“There is data to support static (non-moving) stretching is not the most ideal pre-workout warmup,” says Nicole Sciacca, a yoga teacher, FRC mobility specialist, and trainer. Instead of stereotypical “stretches” like side-bends or toe-touches, Sciacca suggests a more dynamic warm-up made up of mindful movements.
“Involve controlled articulations of the joints needed for the exercise at hand,” she says. In other words, you want to involve motions in your pre-workout routine that prepare you for the movement ahead. For example, if you’re going on a run, Sciacca suggests doing controlled rotations of the hip, knee, ankle, and toes as a way to bring blood into your joints, quite literally “warming up” the body parts you’re about to use.
The Myth: There is a quick fix to how you want to look and feel.
The Reality: Real change takes time.
The only “quick” ways to change your body are with crash diets, which, famously, are not only dangerous but mostly fail (in that they lead to the weight being regained and the person on the diet feeling pretty discouraged). What’s more is that science has shown time and again that exercise, while great for our health and longevity, likely doesn’t do much for our weight loss efforts. And yet there’s no shortage of fitness products and workouts out there that promise to change our bodies in days or weeks.
Leigh encourages people to examine their goals themselves. “Fitness goals are temporary, right? Because what happens when you reach your fitness goal? Maybe you’re wearing a different pair of jeans than you were wearing six weeks ago, but you’re still yourself,” she says. “If you’re looking for long-term health gains, there is no shortcut for that.”

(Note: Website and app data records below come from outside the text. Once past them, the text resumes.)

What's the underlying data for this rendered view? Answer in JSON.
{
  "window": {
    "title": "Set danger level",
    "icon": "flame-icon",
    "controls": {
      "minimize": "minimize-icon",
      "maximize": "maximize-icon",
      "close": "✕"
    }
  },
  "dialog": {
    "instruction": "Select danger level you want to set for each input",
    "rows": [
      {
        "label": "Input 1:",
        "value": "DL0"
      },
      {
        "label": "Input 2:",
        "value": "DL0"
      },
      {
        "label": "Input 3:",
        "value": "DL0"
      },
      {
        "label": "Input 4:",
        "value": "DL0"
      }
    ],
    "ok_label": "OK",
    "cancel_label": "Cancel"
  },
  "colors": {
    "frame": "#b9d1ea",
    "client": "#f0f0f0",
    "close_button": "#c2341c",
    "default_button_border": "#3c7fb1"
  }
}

Before you sign up for any workout program — especially if it promises you specific physique-related results like “10-Day Abs” — identify how you want to feel in the long run. Then ask yourself: if I knew this program wouldn’t get me that feeling, would I still do it? If the answer is yes, by all means, go for it. If the answer is no, start to look for more lasting ways you can create that feeling in your life.